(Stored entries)
--*--
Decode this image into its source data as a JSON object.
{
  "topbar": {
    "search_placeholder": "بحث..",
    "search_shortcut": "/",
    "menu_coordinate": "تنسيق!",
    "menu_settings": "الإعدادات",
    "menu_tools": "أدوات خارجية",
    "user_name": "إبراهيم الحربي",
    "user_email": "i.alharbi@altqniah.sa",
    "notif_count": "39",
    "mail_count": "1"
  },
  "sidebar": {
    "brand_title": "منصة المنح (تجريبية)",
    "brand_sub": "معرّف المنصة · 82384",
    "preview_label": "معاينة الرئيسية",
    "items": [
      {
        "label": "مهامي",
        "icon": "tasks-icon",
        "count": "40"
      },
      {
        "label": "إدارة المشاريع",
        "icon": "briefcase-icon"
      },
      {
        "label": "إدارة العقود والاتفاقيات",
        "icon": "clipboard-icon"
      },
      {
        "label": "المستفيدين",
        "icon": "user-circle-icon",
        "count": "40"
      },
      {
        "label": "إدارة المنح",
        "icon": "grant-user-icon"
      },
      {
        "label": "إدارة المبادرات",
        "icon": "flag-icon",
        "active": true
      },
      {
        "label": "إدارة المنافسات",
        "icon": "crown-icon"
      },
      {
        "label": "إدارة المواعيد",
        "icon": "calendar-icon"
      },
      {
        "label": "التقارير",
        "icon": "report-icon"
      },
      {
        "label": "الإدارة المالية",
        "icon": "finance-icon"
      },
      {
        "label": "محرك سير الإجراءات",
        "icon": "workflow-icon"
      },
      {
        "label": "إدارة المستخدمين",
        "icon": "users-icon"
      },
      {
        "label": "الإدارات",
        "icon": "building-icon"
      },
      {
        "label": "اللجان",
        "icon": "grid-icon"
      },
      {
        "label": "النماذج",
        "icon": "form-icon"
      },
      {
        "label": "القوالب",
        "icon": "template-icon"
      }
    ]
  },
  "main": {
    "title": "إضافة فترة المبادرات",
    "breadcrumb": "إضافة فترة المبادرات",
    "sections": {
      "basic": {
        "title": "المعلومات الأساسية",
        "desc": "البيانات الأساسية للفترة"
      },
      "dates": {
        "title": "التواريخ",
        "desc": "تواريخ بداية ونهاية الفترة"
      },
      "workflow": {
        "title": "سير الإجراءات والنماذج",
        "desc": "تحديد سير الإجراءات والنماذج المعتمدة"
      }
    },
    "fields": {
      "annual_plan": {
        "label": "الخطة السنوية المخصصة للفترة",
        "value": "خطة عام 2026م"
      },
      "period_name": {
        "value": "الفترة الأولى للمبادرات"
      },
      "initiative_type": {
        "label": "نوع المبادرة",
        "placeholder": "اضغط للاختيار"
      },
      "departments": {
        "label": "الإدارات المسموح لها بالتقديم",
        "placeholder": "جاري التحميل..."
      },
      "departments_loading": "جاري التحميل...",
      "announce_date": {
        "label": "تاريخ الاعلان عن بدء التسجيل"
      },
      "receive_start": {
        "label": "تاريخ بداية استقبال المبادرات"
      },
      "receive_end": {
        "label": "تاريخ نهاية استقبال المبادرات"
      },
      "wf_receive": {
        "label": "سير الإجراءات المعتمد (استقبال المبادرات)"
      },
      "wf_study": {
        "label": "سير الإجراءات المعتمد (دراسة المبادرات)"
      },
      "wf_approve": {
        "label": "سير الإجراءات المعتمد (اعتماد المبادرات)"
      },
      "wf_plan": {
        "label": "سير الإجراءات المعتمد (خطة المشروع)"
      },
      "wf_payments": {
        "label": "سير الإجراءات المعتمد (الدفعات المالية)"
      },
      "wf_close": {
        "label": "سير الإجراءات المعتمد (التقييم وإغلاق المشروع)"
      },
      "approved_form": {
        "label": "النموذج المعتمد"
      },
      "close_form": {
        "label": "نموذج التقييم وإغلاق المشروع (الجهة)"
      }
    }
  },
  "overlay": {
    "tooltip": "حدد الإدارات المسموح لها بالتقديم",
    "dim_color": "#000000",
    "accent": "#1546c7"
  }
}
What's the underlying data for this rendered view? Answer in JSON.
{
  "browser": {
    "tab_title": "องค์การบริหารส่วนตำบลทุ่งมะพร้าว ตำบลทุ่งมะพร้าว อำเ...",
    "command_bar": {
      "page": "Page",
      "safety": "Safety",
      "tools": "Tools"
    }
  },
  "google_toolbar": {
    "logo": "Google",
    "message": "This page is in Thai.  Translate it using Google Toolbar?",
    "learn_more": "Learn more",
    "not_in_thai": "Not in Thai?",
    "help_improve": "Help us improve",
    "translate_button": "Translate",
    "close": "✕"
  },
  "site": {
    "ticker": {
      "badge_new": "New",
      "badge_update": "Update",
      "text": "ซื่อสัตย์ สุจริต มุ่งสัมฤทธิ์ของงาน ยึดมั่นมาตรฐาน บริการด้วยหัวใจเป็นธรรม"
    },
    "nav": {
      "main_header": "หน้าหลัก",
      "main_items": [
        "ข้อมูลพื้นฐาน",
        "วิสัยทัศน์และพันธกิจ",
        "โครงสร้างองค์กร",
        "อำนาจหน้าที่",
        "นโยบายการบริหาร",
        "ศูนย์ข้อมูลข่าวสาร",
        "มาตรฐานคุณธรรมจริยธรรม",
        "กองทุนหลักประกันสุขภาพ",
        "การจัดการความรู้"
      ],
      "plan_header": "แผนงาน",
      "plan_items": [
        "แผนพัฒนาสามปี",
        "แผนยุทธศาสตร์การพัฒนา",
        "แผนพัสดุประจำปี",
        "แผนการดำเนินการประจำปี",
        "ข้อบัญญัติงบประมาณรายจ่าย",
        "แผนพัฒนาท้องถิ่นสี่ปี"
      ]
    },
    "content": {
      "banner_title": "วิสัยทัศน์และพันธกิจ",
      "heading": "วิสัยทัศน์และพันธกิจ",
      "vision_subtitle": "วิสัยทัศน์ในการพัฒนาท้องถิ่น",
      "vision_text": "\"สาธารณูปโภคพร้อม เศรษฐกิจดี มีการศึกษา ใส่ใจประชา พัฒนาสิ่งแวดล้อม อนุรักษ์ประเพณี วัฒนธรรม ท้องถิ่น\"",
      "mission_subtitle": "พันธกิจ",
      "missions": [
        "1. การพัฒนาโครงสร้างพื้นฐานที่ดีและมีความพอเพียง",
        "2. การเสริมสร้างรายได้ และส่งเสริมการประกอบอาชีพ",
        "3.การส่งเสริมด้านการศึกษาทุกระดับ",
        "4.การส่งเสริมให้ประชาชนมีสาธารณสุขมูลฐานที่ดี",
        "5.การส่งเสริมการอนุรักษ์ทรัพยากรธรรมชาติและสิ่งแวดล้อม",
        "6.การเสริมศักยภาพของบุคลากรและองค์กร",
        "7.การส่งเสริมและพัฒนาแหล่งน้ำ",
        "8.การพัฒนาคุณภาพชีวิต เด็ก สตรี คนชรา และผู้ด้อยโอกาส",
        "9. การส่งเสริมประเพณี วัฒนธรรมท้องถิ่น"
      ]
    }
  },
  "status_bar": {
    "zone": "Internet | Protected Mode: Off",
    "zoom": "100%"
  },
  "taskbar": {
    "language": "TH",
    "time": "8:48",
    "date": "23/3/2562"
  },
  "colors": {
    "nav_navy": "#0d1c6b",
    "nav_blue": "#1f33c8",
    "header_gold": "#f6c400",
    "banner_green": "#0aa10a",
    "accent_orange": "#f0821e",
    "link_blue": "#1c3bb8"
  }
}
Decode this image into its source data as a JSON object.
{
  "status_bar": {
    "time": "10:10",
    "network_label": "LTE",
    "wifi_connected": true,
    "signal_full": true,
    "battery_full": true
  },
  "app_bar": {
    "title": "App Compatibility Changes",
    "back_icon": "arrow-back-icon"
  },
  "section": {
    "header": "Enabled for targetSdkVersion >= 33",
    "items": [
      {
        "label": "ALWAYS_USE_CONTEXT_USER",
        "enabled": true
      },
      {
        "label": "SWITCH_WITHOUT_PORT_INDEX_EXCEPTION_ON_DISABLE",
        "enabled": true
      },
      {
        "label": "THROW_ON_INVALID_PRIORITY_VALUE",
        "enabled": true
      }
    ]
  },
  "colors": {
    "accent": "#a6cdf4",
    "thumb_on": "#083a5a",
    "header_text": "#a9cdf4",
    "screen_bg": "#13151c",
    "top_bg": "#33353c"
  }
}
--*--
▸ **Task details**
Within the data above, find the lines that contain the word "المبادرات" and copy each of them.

▸ **Output for this task**
        "label": "إدارة المبادرات",
    "title": "إضافة فترة المبادرات",
    "breadcrumb": "إضافة فترة المبادرات",
        "label": "تاريخ بداية استقبال المبادرات"
        "label": "تاريخ نهاية استقبال المبادرات"
        "label": "سير الإجراءات المعتمد (استقبال المبادرات)"
        "label": "سير الإجراءات المعتمد (دراسة المبادرات)"
        "label": "سير الإجراءات المعتمد (اعتماد المبادرات)"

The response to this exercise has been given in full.